If you don’t see yourself engaged in that kind of marriage, don’t fret. That kind of marriage is far from normal.
What is far more normal is to find that balance between separateness and togetherness divided between the partners: one spouse is the distancer, and the other is the pursuer. One spouse is striving to carve out some space, while the other is striving to create more closeness. And of course, these feed off each other. The more the distancer pulls away, the more the other pursues. The more the other pursues, the more the other wants to pull away.
If you are the distancer, for instance, then you will find yourself attracted to those trips away. And in an effort to create balance and fairness, you’ll encourage your spouse to do the same. But think about it—if he/she is feeling the pull of your distance, then the last thing coming to his/her mind is creating even more distance by doing the same thing! The ease of your separateness is evoking the dis-ease of your spouse, who instinctively feels the need to balance things out with more togetherness.
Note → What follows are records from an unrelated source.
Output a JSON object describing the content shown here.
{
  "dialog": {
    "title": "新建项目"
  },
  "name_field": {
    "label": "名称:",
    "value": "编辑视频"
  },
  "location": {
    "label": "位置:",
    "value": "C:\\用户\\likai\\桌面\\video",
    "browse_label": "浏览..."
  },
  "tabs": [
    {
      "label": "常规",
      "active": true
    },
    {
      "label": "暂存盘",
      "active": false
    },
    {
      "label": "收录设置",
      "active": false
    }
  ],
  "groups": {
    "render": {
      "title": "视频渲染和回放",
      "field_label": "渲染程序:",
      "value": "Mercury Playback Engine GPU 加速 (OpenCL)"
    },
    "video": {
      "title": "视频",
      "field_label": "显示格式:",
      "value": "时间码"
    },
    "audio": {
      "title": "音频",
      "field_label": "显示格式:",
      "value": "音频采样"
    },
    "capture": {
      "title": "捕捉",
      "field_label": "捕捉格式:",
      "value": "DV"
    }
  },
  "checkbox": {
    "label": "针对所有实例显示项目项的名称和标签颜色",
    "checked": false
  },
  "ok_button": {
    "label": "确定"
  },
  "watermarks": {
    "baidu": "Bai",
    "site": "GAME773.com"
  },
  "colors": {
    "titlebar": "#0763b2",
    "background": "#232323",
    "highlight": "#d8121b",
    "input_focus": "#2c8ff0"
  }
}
This is not weakness or strength on anyone’s part—it is just your marriage struggling to find its balance.
If this feels all too familiar, please don’t get worried. This is not dysfunctional; it is all entirely normal. In fact, it’s better than normal—it’s good. This is how marriage does its work, if you’ll allow it.
See, if you’re the distancer all the time, then that means your marriage is inviting you to question why. Are you threatened by too much togetherness? Is there a fear of being smothered, or being asked to compromise yourself in order to keep the peace? Are you wondering if no matter what, your spouse will never be satisfied?
If you’re the pursuer, your marriage is asking you different questions: are you threatened by your spouse’s desire for space? Do you take it personally, as a sign of his/her rejection of you? Are you afraid that if you take space for yourself, you’ll feel selfish, or maybe worse—you won’t want to come back?
We avoid these questions, because they’re scary and uncomfortable. But marriage is relentless—it will constantly call you back to these questions because that’s how growth happens, on the edge of our comfort zones.
Can you imagine having a conversation with your spouse about all of this? Jenny and I talk about this stuff fairly frequently, because if we don’t we fall back into our default patterns. She’s a comfortable distancer, and I’m a comfortable pursuer, but neither of us is comfortable with that pattern anymore. The beauty comes when each of us, at our own pace and in our own way, challenges ourselves to willingly be uncomfortable, and strive to find the separate/together balance within ourselves. For me, this means sometimes, without guilt or misgivings, taking trips away like this weekend’s. It also means that sometimes, without giving in to my fear of rejection, boldly pursuing weekends with just the two of us.
What does this all mean for you?
One thought on “Why won’t my wife take time for herself?”
This is spot on! All the questions you list that a distancer asks are in the front of my mind all the time. And the answer to all of them is usually YES. What do I do with them? How can I take the first step to change that? What do I say? What do I do? As a pursuer, my husband has said that he takes it personally, feels rejected, and thinks it’s selfish to take time for himself, even in every day self-care.